The OHI is a relatively new framework that uses a complex set of metrics to score the health of the world’s oceans from 0 to 100. The score is based on ten factors ranging from food provision (fisheries and mariculture) to carbon storage, tourism, clean waters, biodiversity and even “sense of place.” View all ten factors here. It calls these “human goals, which represent the key ecological, social and economic benefits that a healthy ocean provides.”
The panel discussion included Halpern, Phil Levin of NOAA Fisheries and Ray Hilborn, a leading OHI critic based at the University of Washington School of Aquatic and Fishery Sciences. Hilborn wrote a critique of the OHI’s food provision metric in the March 28th issue of the journal Nature (See: Is the ocean food provision index biased?). Halpern has written a response to the critique, which will appear in an upcoming issue.
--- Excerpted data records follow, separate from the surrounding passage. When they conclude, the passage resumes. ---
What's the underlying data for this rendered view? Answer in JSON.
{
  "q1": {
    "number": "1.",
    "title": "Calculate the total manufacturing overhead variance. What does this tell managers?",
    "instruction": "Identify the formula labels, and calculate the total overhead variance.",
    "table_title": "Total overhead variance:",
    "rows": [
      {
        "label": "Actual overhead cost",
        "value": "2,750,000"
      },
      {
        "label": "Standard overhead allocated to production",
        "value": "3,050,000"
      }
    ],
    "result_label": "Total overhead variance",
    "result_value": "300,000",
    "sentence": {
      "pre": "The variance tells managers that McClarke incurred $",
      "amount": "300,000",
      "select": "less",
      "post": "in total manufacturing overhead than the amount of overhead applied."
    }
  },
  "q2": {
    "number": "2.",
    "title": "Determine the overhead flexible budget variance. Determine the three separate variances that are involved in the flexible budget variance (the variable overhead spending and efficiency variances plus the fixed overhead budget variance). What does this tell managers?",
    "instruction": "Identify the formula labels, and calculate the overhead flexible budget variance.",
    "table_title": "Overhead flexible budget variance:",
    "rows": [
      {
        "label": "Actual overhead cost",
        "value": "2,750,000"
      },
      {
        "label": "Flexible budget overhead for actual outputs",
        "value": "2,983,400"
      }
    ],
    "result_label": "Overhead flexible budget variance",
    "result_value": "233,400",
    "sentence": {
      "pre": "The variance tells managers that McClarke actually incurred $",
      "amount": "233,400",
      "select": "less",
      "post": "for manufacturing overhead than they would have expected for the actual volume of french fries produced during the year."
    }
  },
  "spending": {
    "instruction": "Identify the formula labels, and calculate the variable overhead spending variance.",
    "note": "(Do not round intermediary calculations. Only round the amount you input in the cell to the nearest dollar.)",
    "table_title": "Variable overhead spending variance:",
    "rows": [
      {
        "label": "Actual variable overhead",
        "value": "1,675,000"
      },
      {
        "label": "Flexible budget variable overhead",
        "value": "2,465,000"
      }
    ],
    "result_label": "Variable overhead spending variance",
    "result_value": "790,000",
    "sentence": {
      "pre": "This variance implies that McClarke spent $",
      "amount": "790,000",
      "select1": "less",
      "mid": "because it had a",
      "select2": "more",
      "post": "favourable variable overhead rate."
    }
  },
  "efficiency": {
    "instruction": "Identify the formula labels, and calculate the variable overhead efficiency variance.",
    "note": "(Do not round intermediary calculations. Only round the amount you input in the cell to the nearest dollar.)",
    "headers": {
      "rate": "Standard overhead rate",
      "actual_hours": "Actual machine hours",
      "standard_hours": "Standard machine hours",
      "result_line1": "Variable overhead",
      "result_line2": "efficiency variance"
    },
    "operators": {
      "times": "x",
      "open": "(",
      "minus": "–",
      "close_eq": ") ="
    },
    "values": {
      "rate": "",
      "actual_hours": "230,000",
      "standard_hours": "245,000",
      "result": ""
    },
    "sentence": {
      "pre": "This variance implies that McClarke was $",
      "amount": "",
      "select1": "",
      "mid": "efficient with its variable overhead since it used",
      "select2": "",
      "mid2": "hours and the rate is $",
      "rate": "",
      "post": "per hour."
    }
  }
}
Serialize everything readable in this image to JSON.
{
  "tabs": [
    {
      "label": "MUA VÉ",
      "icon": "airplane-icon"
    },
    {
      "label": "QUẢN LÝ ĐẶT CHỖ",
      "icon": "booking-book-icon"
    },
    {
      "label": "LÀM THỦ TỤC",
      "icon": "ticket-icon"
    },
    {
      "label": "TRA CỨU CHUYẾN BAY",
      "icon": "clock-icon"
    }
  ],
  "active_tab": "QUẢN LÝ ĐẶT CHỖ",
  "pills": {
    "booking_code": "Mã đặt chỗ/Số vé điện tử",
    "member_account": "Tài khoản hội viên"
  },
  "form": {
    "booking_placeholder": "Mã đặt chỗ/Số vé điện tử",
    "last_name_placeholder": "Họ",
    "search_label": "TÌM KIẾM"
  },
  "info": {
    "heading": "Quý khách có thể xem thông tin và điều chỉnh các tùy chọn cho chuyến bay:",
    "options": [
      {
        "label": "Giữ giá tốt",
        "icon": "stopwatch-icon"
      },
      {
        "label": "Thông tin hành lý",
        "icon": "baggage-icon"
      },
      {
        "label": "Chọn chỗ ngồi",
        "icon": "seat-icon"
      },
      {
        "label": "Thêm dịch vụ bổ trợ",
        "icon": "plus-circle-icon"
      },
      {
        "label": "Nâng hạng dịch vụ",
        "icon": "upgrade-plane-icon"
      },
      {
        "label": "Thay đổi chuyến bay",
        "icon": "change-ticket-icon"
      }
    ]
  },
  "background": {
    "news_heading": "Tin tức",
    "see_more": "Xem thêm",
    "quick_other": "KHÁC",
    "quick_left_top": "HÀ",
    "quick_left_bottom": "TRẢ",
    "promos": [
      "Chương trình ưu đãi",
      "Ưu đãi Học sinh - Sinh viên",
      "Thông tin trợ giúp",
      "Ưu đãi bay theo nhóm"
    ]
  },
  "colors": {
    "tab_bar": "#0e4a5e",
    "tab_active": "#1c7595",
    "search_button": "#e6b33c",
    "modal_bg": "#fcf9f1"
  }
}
Much of the panel discussion centered around the OHI itself, but Halpern says a question for the future will be how the OHI scales to the much smaller Puget Sound ecosystem. The OHI is also concerned primarily with marine waters, whereas management efforts by the Puget Sound Partnership, which has also developed a system of ecosystem health indicators, have focused on the entire watershed and the unique estuarine nature of Puget Sound. Halpern and his group say they hope to engage with the Puget Sound Partnership to discuss many of these questions over the course of the next year.